EU presented charges against four financial operators
Mexico City (13 December 2012). - The cartel Los Zetas used bank accounts in the largest cities in theU.S. to transfer funds used in the purchase of racehorses. The Justice Department filed charges Dec. 4 against four additional accomplices the Treviño Morales brothers , alleged leaders of Los Zetas cartel as part of the process started last June by the money laundering operation by acquiring horses. Two of the new defendants are Jovan Erick Lozano Díaz, "El Chucho," financial operator of the Zetas arrested Nuevo Laredo in June, and Gerardo Garza Quintero, who in March and April 2012 used an account opened by the latter at the bank JP Morgan Chase to transfer $ 600,000 from Mexico.

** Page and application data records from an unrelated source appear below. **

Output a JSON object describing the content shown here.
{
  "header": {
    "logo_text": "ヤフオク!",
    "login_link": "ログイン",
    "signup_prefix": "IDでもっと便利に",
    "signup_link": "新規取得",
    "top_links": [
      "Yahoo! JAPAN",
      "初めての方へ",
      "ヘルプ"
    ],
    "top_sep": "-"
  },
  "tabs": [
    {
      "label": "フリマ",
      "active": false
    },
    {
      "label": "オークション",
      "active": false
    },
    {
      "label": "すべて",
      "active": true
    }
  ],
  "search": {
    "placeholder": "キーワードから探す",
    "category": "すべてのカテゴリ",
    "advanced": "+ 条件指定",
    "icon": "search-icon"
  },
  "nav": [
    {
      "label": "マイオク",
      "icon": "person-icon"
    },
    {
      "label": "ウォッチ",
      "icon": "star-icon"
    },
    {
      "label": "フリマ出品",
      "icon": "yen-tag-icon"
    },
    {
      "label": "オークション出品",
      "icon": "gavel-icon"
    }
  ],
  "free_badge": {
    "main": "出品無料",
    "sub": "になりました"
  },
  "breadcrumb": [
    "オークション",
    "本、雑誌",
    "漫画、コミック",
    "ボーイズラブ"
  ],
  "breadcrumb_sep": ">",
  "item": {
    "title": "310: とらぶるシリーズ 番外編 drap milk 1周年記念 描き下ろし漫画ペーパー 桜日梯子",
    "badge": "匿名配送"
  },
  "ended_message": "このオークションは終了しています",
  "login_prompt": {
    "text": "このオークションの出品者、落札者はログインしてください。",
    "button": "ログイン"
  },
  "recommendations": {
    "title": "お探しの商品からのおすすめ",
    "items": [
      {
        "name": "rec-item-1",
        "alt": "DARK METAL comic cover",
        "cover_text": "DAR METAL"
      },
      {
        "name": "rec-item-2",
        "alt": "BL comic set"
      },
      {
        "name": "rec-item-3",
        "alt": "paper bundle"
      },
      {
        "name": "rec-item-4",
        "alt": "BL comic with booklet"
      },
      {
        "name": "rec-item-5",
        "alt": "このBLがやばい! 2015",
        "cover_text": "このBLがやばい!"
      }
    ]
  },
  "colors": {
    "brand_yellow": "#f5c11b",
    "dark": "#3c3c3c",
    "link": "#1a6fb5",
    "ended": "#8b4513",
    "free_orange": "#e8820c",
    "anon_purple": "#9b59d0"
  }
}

JP Morgan Chase & Co. is the largest bank U.S., with assets estimated at 2 trillion 290 billion dollars. The 448 606 298 account was opened at JP Morgan by Gerardo Garza Quintero on the March 2, 2012, and immediately received $ 250,000 of Integra Logistics Customs, a front company controlled by Lozano Díaz, who was designated by the Navy as the manager of laundering funds obtained by Miguel Angel Treviño Morales, the Z-40. In late April, $ 400,000 was deposited in the same account, including 90,000 in cash and 213,000 transferred by Lozano Díaz's wife.
Upon receipt of funds, Garza issued company checks to Tremor Enterprises LLC, a facade of Treviño Morales in America. In these documents, Garza said that money was for the purchase of the horses Fly Corona, and Feature Honor.
The indictment was filed in the Western District Court of Texas in Austin, does not clarify the occupation of Garza Quintero but the name matches that of a broker in Nuevo Laredo, which operated in the patent office since 1994, and who died at age 51 in Laredo, Texas on July 31.
More accounts JP Morgan was not the only bank used for this operation. In the original indictment, filed in June, twelve accounts were secured and and detailed in the United States by Los Zetas as front companies, including six in Bank of America and five in Wells Fargo, which are the second and fourth largest financial institutions in the U.S.. The new indictment against Los Zetas also includes Alexandra Garcia Treviño, daughter of Joseph Treviño Morales, and brother of Miguel Angel as well as the Oklahoma ranch owner where in June nearly 400 horses were secured and Jesus Maldonado Huitrón, a trainer of Quarter Horses was arrested. Altogether, 19 people are on trial in this case, although the two most important, Michelangelo and Omar Trevino Morales, remain at large, while the ten detainees-some bail-including his brother Joseph, his wife Zuleima, businessman Francisco Colorado Cessa Veracruz and Carlos Miguel Nayen Borbolla.
Five Restaurant Workers Slain in Nuevo Laredo
A group of armed assassins killed five employees of a restaurant in Nuevo Laredo Thursday, including a woman eight months pregnant, officials said.
The attack occurred at the La Palma Restaurant, located on Alvaro Obregon in the center of the city.
An Army official said a group of armed men came specifically to attack the local restaurant employees.
This Thursday the mayor of Nuevo Laredo, Benjamin Galvan, gave his government report at the nearby Cultural Center of the city, which was heavily guarded by members of the police and army.
No one wanted to provide any details to help identify the group of assassins.